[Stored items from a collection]
..............................

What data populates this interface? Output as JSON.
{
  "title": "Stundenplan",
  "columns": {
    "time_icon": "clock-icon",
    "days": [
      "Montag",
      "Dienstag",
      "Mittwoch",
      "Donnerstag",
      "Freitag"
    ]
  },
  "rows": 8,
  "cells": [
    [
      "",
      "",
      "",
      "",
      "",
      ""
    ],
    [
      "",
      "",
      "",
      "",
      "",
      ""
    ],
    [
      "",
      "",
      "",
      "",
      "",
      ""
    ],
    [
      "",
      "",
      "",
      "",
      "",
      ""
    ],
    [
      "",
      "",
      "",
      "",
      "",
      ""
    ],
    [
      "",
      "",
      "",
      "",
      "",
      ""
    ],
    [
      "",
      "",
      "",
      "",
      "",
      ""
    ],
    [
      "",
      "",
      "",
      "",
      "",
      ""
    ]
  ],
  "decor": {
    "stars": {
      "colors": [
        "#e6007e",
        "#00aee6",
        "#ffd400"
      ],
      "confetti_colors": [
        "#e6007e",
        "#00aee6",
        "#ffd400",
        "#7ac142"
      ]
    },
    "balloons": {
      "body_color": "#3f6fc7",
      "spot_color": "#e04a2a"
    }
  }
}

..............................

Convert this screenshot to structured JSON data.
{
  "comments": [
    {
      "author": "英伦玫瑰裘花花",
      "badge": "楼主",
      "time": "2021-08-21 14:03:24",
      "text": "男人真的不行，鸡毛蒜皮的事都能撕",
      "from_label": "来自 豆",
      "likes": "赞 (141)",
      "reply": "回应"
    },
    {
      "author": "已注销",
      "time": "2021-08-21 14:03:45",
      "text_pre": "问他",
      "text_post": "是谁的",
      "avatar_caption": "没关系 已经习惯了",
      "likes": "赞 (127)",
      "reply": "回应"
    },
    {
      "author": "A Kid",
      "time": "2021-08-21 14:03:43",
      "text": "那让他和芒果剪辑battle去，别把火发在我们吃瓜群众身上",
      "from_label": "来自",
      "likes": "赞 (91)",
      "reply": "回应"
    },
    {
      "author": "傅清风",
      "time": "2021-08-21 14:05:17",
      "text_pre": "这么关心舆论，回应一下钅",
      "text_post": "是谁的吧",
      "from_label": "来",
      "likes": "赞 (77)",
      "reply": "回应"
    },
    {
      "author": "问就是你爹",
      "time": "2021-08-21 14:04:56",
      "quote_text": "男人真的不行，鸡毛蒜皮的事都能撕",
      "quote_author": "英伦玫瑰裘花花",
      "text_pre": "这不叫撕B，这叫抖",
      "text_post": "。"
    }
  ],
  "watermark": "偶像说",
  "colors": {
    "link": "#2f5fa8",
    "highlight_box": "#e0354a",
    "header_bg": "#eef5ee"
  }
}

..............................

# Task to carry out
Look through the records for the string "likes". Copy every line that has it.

# Exercise response
      "likes": "赞 (141)",
      "likes": "赞 (127)",
      "likes": "赞 (91)",
      "likes": "赞 (77)",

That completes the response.